[YOUR GOAL]
Report each line of the material below where the word "Settings" can be found.

[INFORMATION SUPPLIED]
---------------

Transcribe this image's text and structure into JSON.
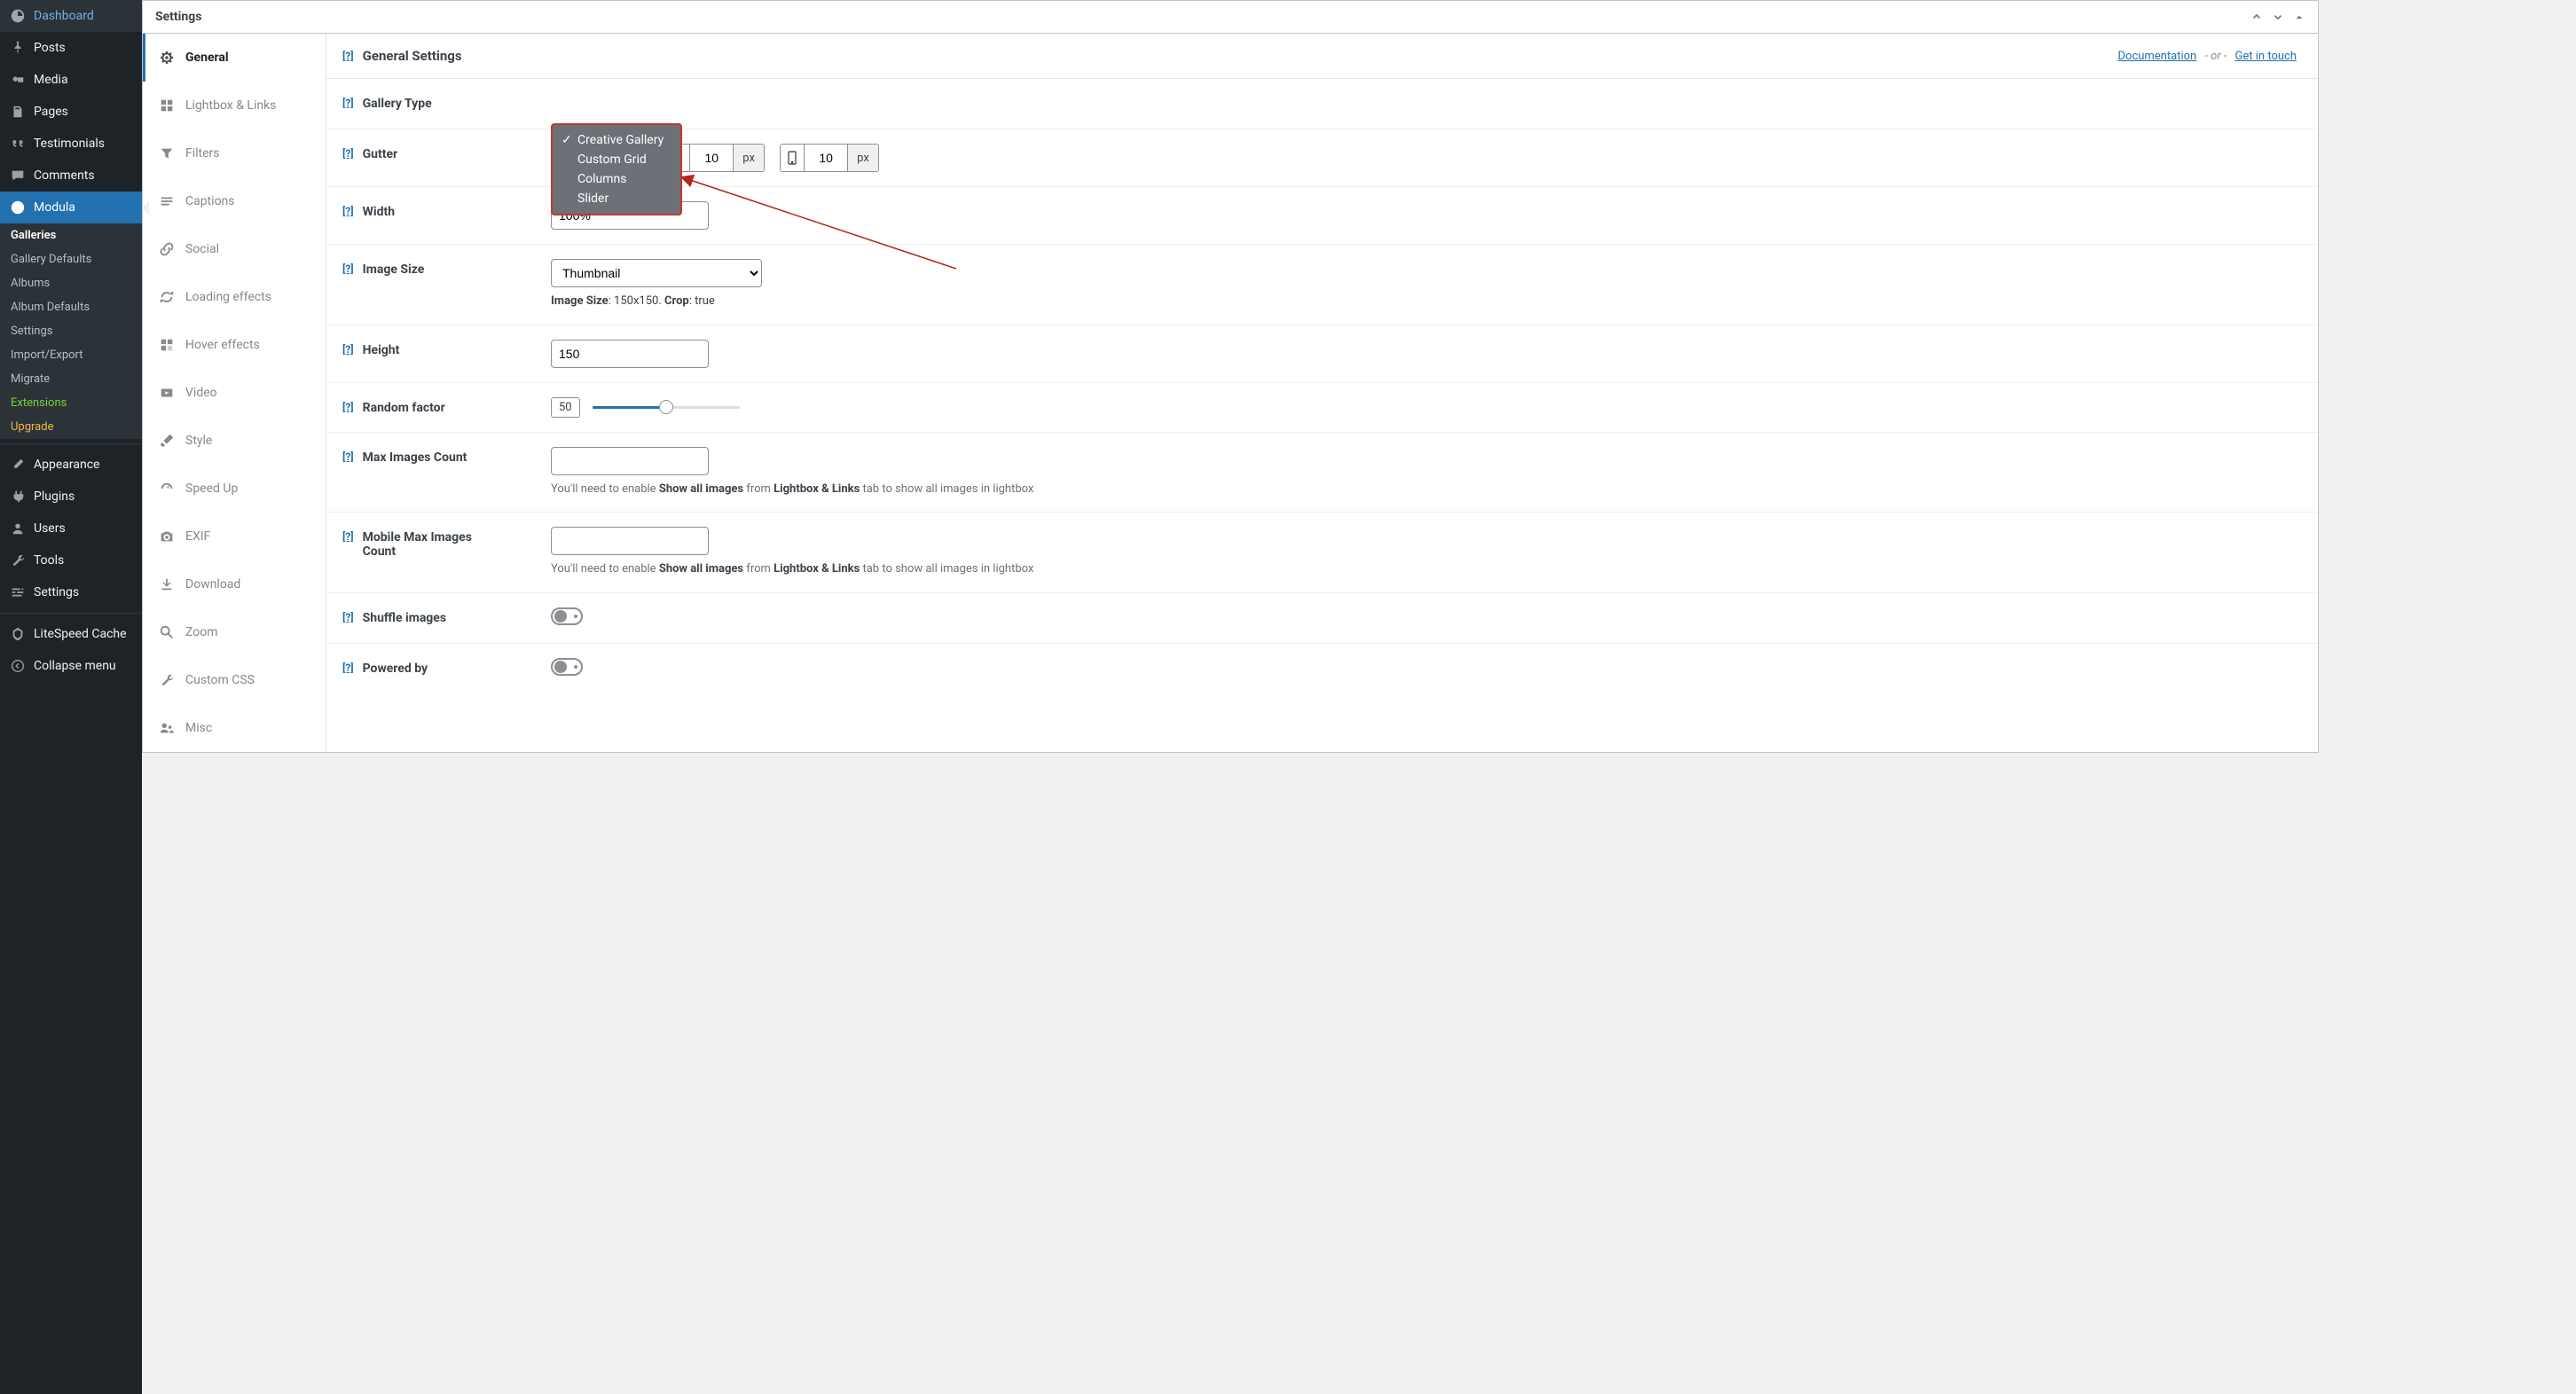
{
  "sidebar": {
    "items": [
      {
        "label": "Dashboard"
      },
      {
        "label": "Posts"
      },
      {
        "label": "Media"
      },
      {
        "label": "Pages"
      },
      {
        "label": "Testimonials"
      },
      {
        "label": "Comments"
      },
      {
        "label": "Modula"
      },
      {
        "label": "Appearance"
      },
      {
        "label": "Plugins"
      },
      {
        "label": "Users"
      },
      {
        "label": "Tools"
      },
      {
        "label": "Settings"
      },
      {
        "label": "LiteSpeed Cache"
      },
      {
        "label": "Collapse menu"
      }
    ],
    "submenu": [
      {
        "label": "Galleries",
        "current": true
      },
      {
        "label": "Gallery Defaults"
      },
      {
        "label": "Albums"
      },
      {
        "label": "Album Defaults"
      },
      {
        "label": "Settings"
      },
      {
        "label": "Import/Export"
      },
      {
        "label": "Migrate"
      },
      {
        "label": "Extensions",
        "class": "green"
      },
      {
        "label": "Upgrade",
        "class": "gold"
      }
    ]
  },
  "panel": {
    "title": "Settings"
  },
  "tabs": [
    {
      "label": "General",
      "active": true
    },
    {
      "label": "Lightbox & Links"
    },
    {
      "label": "Filters"
    },
    {
      "label": "Captions"
    },
    {
      "label": "Social"
    },
    {
      "label": "Loading effects"
    },
    {
      "label": "Hover effects"
    },
    {
      "label": "Video"
    },
    {
      "label": "Style"
    },
    {
      "label": "Speed Up"
    },
    {
      "label": "EXIF"
    },
    {
      "label": "Download"
    },
    {
      "label": "Zoom"
    },
    {
      "label": "Custom CSS"
    },
    {
      "label": "Misc"
    }
  ],
  "content_header": {
    "title": "General Settings",
    "doc_link": "Documentation",
    "sep": "- or -",
    "contact_link": "Get in touch"
  },
  "help_badge": "[?]",
  "fields": {
    "gallery_type": {
      "label": "Gallery Type",
      "options": [
        "Creative Gallery",
        "Custom Grid",
        "Columns",
        "Slider"
      ],
      "selected": "Creative Gallery"
    },
    "gutter": {
      "label": "Gutter",
      "tablet": {
        "value": "10",
        "unit": "px"
      },
      "mobile": {
        "value": "10",
        "unit": "px"
      }
    },
    "width": {
      "label": "Width",
      "value": "100%"
    },
    "image_size": {
      "label": "Image Size",
      "selected": "Thumbnail",
      "desc_label": "Image Size",
      "desc_value": ": 150x150. ",
      "desc_crop_label": "Crop",
      "desc_crop_value": ": true"
    },
    "height": {
      "label": "Height",
      "value": "150"
    },
    "random_factor": {
      "label": "Random factor",
      "value": "50",
      "percent": 50
    },
    "max_images": {
      "label": "Max Images Count",
      "value": "",
      "desc_pre": "You'll need to enable ",
      "desc_bold1": "Show all images",
      "desc_mid": " from ",
      "desc_bold2": "Lightbox & Links",
      "desc_post": " tab to show all images in lightbox"
    },
    "mobile_max_images": {
      "label": "Mobile Max Images Count",
      "value": ""
    },
    "shuffle": {
      "label": "Shuffle images"
    },
    "powered": {
      "label": "Powered by"
    }
  }
}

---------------

[SOLVED PROBLEM]
        "label": "Settings"
        "label": "Settings"
    "title": "Settings"
    "title": "General Settings",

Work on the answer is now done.